For more than a decade, Digest Publishing’s co-founder Nick Hodge has used private placement to build the majority of his wealth. A millionaire at 30, and then a multi-millionaire by 35, Nick has proven that the private world of investing can deliver consistent wealth.
But what exactly ARE they? And what types of investors are eligible to use them?
In this new episode of Investing-U I ask Nick the what-where-why-how’s of these elite investments. (We’ve been on a roll in filling out the Investing-U series, and it wouldn’t be complete without covering this important topic.) We cover all the basics on how to get started in this lucrative space, and Nick explains why private placements have made such a big difference in his own life.
When most people tell you they’re investing privately, or when you read an article about venture capitalists making mint on a private company, they’re usually referring to private placements.

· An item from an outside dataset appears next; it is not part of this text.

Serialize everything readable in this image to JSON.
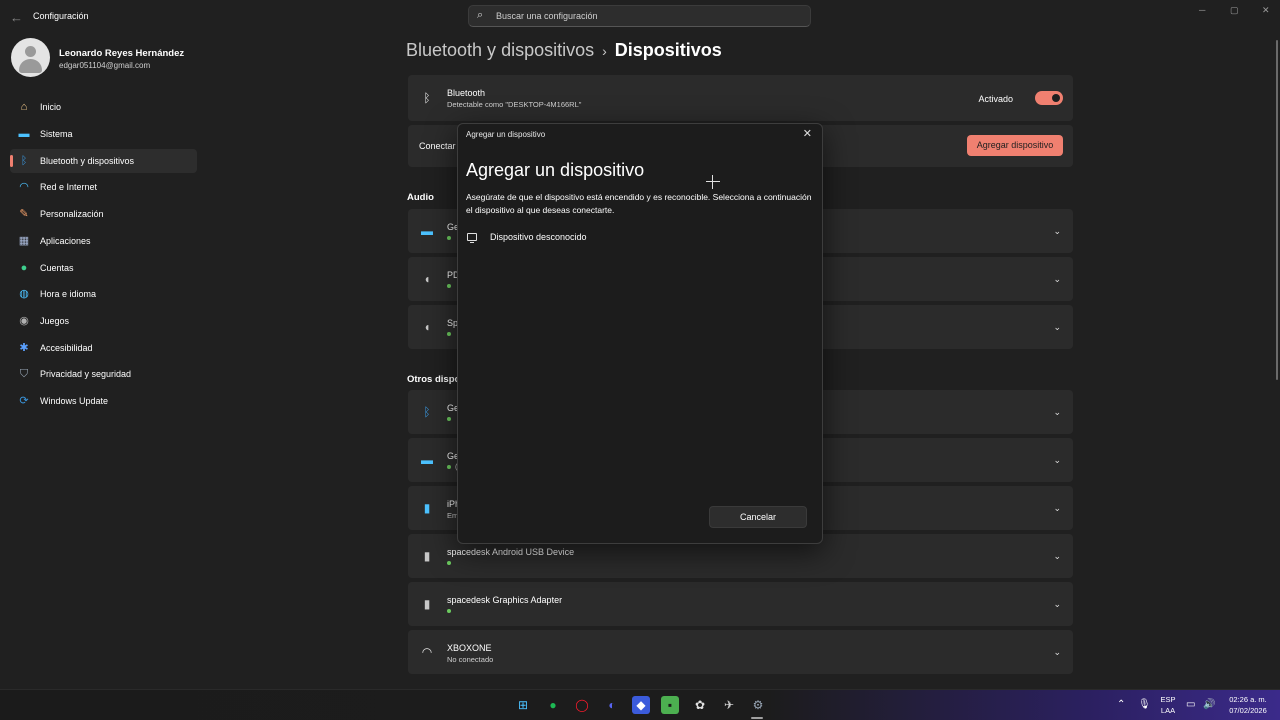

Private placements (also known as “Reg D” offerings, since they’re regulated by the SEC in Regulation D) have been around since 1933 and are the tried-and-true standard of the private investing world. There’s no limit on the amount of capital that’s allowed to be raised, making it the “go-to” choice for larger and more established private companies.
But private placements aren’t available to just any investor. Private placements come with one major requirement: they’re only available to experienced investors with a high net worth, formally known as “accredited investors.”
It’s no accident this term sounds intimidating. The two most important requirements are:
But thankfully these rules aren’t quite as scary as they sound — the main reason the SEC wrote these rules is to keep newbie investors from wandering into investments they don’t understand or can’t afford. When you participate in a private placement, all you have to do to qualify as an official “accredited investor” is sign a simple form that confirms you match this description (or click the button, if you’re online). It’s easy and takes just a moment, you’re not asked to submit bank statements or anything like that. Once that’s out of the way, you’re on to the next step to buy your shares, which in private placements are known as units.
Many private placements also have follow-on offerings called warrants that are built right into your original purchase. These give you the right to buy shares later at a set price that, if all goes well, will be lower than the future market price. You could almost think of it like a special coupon that gives you a discount on a future purchase.
As you’ll hear in the episode video above, the warrant is one of the most powerful wealth-building features of private placements — and that’s why here at Digest Publishing we’ve made using warrants a specialty.
Nick Hodge has successfully used them to make money from private placements all across the investing space — in real estate, tech, biotech, you name it. For example, Nick has used warrants to make 233% on a tech innovator, 550% on a private real estate group, and 760% on a uranium company. In each case, the warrants nearly doubled the amount of the total return.
As one subscriber named Tim F wrote to Nick:
“My investments have been going very well in your Private Intel service. Thanks for helping me and others to gain access to these private placements. The lithium stock [1,480%!] has been on an amazing run… Thank you for this great opportunity.” — Tim F.
Nick can help any investor learn how to make money on these private companies — and you can be one of them. If you’re prepared for the high-dollar, high-return investments that Nick covers in his premium publication, you’ll likely walk away happy. You can find out more here.